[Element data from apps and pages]
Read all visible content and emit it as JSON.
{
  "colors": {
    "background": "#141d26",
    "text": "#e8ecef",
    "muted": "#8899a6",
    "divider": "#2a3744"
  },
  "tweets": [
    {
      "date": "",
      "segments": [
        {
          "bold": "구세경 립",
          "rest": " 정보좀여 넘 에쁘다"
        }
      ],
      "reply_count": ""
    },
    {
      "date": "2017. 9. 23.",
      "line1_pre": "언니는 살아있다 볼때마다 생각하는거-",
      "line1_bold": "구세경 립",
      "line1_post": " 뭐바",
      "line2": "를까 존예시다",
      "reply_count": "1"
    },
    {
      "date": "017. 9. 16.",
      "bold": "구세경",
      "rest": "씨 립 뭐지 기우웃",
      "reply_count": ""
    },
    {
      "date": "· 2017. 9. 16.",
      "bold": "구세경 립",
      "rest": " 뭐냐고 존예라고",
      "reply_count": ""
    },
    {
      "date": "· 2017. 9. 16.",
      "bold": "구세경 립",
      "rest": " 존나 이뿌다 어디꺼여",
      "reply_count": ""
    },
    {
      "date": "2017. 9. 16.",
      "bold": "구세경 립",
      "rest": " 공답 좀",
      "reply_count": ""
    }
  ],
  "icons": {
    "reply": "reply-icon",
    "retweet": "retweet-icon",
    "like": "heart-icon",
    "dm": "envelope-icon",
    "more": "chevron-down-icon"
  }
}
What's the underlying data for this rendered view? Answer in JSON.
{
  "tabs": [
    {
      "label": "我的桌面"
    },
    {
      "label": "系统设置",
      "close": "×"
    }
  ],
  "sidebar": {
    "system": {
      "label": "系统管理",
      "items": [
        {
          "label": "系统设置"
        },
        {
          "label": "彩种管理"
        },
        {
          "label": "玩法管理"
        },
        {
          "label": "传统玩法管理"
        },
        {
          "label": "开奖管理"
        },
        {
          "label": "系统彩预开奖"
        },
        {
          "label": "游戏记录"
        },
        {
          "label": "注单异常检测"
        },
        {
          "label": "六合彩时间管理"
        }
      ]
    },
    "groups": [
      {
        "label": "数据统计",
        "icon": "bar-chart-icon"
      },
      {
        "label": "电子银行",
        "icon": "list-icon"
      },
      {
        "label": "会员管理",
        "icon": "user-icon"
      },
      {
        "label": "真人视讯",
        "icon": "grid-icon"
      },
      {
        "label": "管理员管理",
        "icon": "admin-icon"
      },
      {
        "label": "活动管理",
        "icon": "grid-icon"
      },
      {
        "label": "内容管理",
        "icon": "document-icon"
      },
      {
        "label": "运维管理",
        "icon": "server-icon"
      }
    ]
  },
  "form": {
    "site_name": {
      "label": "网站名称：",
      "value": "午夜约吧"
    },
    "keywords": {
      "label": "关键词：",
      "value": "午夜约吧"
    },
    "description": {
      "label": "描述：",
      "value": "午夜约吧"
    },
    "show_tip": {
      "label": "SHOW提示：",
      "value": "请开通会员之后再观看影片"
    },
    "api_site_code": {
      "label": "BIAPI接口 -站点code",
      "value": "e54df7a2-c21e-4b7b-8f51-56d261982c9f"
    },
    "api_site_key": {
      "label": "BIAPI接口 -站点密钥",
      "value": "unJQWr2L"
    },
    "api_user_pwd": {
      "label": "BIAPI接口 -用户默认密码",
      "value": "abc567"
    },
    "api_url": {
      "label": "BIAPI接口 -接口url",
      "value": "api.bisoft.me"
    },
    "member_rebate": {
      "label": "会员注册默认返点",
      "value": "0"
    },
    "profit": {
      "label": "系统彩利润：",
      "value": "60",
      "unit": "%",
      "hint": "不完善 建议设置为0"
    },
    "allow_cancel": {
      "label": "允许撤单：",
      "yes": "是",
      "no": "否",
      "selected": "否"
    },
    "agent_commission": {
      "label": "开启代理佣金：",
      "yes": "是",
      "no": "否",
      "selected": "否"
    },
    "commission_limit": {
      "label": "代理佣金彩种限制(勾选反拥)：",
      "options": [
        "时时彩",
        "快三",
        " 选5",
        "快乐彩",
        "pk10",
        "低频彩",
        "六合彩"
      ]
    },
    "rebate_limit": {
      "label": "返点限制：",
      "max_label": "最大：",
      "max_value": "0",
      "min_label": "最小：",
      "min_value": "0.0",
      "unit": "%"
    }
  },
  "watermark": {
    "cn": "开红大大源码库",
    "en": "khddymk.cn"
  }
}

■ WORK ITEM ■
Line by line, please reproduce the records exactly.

■ ANSWER TO THIS EXERCISE ■
Read all visible content and emit it as JSON.
{
  "colors": {
    "background": "#141d26",
    "text": "#e8ecef",
    "muted": "#8899a6",
    "divider": "#2a3744"
  },
  "tweets": [
    {
      "date": "",
      "segments": [
        {
          "bold": "구세경 립",
          "rest": " 정보좀여 넘 에쁘다"
        }
      ],
      "reply_count": ""
    },
    {
      "date": "2017. 9. 23.",
      "line1_pre": "언니는 살아있다 볼때마다 생각하는거-",
      "line1_bold": "구세경 립",
      "line1_post": " 뭐바",
      "line2": "를까 존예시다",
      "reply_count": "1"
    },
    {
      "date": "017. 9. 16.",
      "bold": "구세경",
      "rest": "씨 립 뭐지 기우웃",
      "reply_count": ""
    },
    {
      "date": "· 2017. 9. 16.",
      "bold": "구세경 립",
      "rest": " 뭐냐고 존예라고",
      "reply_count": ""
    },
    {
      "date": "· 2017. 9. 16.",
      "bold": "구세경 립",
      "rest": " 존나 이뿌다 어디꺼여",
      "reply_count": ""
    },
    {
      "date": "2017. 9. 16.",
      "bold": "구세경 립",
      "rest": " 공답 좀",
      "reply_count": ""
    }
  ],
  "icons": {
    "reply": "reply-icon",
    "retweet": "retweet-icon",
    "like": "heart-icon",
    "dm": "envelope-icon",
    "more": "chevron-down-icon"
  }
}
What's the underlying data for this rendered view? Answer in JSON.
{
  "tabs": [
    {
      "label": "我的桌面"
    },
    {
      "label": "系统设置",
      "close": "×"
    }
  ],
  "sidebar": {
    "system": {
      "label": "系统管理",
      "items": [
        {
          "label": "系统设置"
        },
        {
          "label": "彩种管理"
        },
        {
          "label": "玩法管理"
        },
        {
          "label": "传统玩法管理"
        },
        {
          "label": "开奖管理"
        },
        {
          "label": "系统彩预开奖"
        },
        {
          "label": "游戏记录"
        },
        {
          "label": "注单异常检测"
        },
        {
          "label": "六合彩时间管理"
        }
      ]
    },
    "groups": [
      {
        "label": "数据统计",
        "icon": "bar-chart-icon"
      },
      {
        "label": "电子银行",
        "icon": "list-icon"
      },
      {
        "label": "会员管理",
        "icon": "user-icon"
      },
      {
        "label": "真人视讯",
        "icon": "grid-icon"
      },
      {
        "label": "管理员管理",
        "icon": "admin-icon"
      },
      {
        "label": "活动管理",
        "icon": "grid-icon"
      },
      {
        "label": "内容管理",
        "icon": "document-icon"
      },
      {
        "label": "运维管理",
        "icon": "server-icon"
      }
    ]
  },
  "form": {
    "site_name": {
      "label": "网站名称：",
      "value": "午夜约吧"
    },
    "keywords": {
      "label": "关键词：",
      "value": "午夜约吧"
    },
    "description": {
      "label": "描述：",
      "value": "午夜约吧"
    },
    "show_tip": {
      "label": "SHOW提示：",
      "value": "请开通会员之后再观看影片"
    },
    "api_site_code": {
      "label": "BIAPI接口 -站点code",
      "value": "e54df7a2-c21e-4b7b-8f51-56d261982c9f"
    },
    "api_site_key": {
      "label": "BIAPI接口 -站点密钥",
      "value": "unJQWr2L"
    },
    "api_user_pwd": {
      "label": "BIAPI接口 -用户默认密码",
      "value": "abc567"
    },
    "api_url": {
      "label": "BIAPI接口 -接口url",
      "value": "api.bisoft.me"
    },
    "member_rebate": {
      "label": "会员注册默认返点",
      "value": "0"
    },
    "profit": {
      "label": "系统彩利润：",
      "value": "60",
      "unit": "%",
      "hint": "不完善 建议设置为0"
    },
    "allow_cancel": {
      "label": "允许撤单：",
      "yes": "是",
      "no": "否",
      "selected": "否"
    },
    "agent_commission": {
      "label": "开启代理佣金：",
      "yes": "是",
      "no": "否",
      "selected": "否"
    },
    "commission_limit": {
      "label": "代理佣金彩种限制(勾选反拥)：",
      "options": [
        "时时彩",
        "快三",
        " 选5",
        "快乐彩",
        "pk10",
        "低频彩",
        "六合彩"
      ]
    },
    "rebate_limit": {
      "label": "返点限制：",
      "max_label": "最大：",
      "max_value": "0",
      "min_label": "最小：",
      "min_value": "0.0",
      "unit": "%"
    }
  },
  "watermark": {
    "cn": "开红大大源码库",
    "en": "khddymk.cn"
  }
}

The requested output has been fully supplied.